Sometimes, the need to categorise people limits their achievements and contributions to the world at large. Take for instance, the act of describing Vandana Shiva as a person in agriculture. Though her work is linked intensely to the soil (much like a farmer’s life), she is so much more as well. Her work in seed freedom, bioethics, climate security and women’s empowerment has made her a powerhouse and a powerful voice in the domain of agriculture and allied fields not just in India but all over the world as well.
She studied physics, philosophy, the philosophy of physics and did stellar work in linking technology, ecology, environmental science, nutrition, genetic engineering and various other disciplines. What makes her so relevant is the fact that she has worked with grassroots agencies, farmers and organisations to build a treasure trove of wisdom into almost all things agriculture.
What makes her famous?
When you research Vandana Shiva, almost all references highlight her activism. Whether it is her opposition to the The Green Revolution or her support for seed freedom, Shiva is a voice to reckon with.
Take for instance, her criticism of the World Trade Organisation (WTO) rules of free trade as detailed in Trade Related Intellectual Property Rights (TRIPs). In her website, Navdanya, she argues against TRIPs and for seed freedom by saying, “A patent on seed implies that a farmer saving seed is an “intellectual property thief ”. But it means more. A system in which seed has become a corporate monopoly, a system in which a few companies control the seed supply is in effect a system of slavery for farmers. Where the freedom of seed disappears, the freedom of farmers disappears.”

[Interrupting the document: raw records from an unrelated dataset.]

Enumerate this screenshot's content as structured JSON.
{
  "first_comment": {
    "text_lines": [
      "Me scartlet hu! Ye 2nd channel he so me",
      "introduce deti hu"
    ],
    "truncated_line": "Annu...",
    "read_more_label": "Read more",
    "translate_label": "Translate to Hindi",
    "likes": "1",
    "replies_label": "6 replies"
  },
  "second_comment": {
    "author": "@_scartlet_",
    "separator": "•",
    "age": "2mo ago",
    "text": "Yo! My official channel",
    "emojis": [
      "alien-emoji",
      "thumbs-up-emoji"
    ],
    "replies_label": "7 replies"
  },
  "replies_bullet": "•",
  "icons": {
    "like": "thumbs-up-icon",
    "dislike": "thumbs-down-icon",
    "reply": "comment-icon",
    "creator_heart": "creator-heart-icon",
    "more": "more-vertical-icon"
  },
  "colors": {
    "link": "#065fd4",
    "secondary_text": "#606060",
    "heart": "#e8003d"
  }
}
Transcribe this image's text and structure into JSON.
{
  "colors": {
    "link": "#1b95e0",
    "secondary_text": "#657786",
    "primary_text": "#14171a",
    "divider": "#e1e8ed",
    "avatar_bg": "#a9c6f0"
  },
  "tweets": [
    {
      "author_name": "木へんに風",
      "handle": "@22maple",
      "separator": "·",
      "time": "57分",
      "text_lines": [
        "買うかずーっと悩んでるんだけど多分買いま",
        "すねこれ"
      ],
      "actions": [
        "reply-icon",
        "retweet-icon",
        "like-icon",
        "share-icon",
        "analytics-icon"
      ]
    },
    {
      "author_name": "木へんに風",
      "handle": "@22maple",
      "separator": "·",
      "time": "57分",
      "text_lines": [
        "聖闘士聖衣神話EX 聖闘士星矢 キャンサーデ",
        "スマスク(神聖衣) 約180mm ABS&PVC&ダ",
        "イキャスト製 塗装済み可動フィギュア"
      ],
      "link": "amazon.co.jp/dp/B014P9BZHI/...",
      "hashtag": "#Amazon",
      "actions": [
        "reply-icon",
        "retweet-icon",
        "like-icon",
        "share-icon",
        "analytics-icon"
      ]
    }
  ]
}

Navdanya goes on to say that the Green Revolution caused the destruction of diversity.
Yes, there can be many arguments for and against every statement made by every farmer. But think about this as well - how can systems force farmers to capitulate to corporations which then go on to control seeds and biodiversity - the very building blocks of crops?
Influence of work
Shiva’s influence in the universe of agriculture is apparent with the longevity of her involvement in various facets of life. For more than 3 decades, Navdanya; a movement she founded for Earth Democracy; has worked with local communities in the Himalayas to nurture local biodiversity.
She also founded the Research Foundation for Science,Technology and Ecology in 1982. This Foundation focuses on preserving agriculture heritage in India by promoting sustainable practices and establishing seed banks.
Another aspect of Shiva’s work is her focus on putting women in the centre of ecology & agriculture. As a significant leader in ecofeminism, Shiva makes a profound statement from a simple truth - most farmers of the world are women and women grow food for nourishment and health and not as commodities. Therefore, food sovereignty is even more relevant for women.
Her continued fight against ‘food totalitarianism’ and biodiversity has won her many awards such as the Sydney Peace Prize, the Right Livelihood Award, and Earth Day International Award to name just a few.
Small wonder then that Vandana Shiva has been called the ‘Gandhi of Grain’ and a fearless warrior against big agriculture.